## About this task
Copy out, from the entries below, each line that holds the string "Gordon".

## Source material
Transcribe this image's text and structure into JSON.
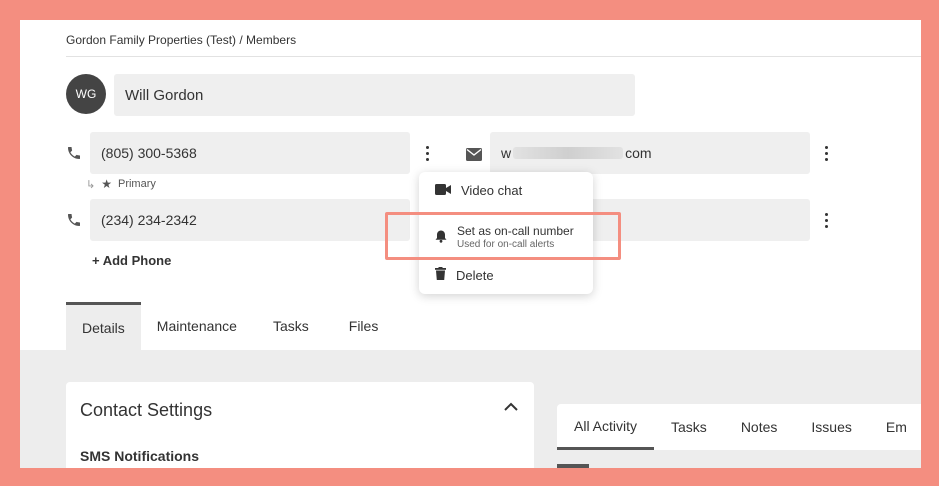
{
  "breadcrumb": "Gordon Family Properties (Test) / Members",
  "contact": {
    "initials": "WG",
    "name": "Will Gordon",
    "phones": [
      {
        "value": "(805) 300-5368",
        "tag": "Primary"
      },
      {
        "value": "(234) 234-2342"
      }
    ],
    "email_prefix": "w",
    "email_suffix": "com",
    "add_phone_label": "+ Add Phone"
  },
  "tabs": [
    "Details",
    "Maintenance",
    "Tasks",
    "Files"
  ],
  "menu": {
    "video_chat": "Video chat",
    "on_call_title": "Set as on-call number",
    "on_call_sub": "Used for on-call alerts",
    "delete": "Delete"
  },
  "contact_settings": {
    "title": "Contact Settings",
    "section": "SMS Notifications"
  },
  "activity_tabs": [
    "All Activity",
    "Tasks",
    "Notes",
    "Issues",
    "Em"
  ],
  "colors": {
    "background": "#f48e80",
    "highlight": "#f48e80",
    "avatar": "#444444"
  }
}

## Solution to this exercise
  "breadcrumb": "Gordon Family Properties (Test) / Members",
    "name": "Will Gordon",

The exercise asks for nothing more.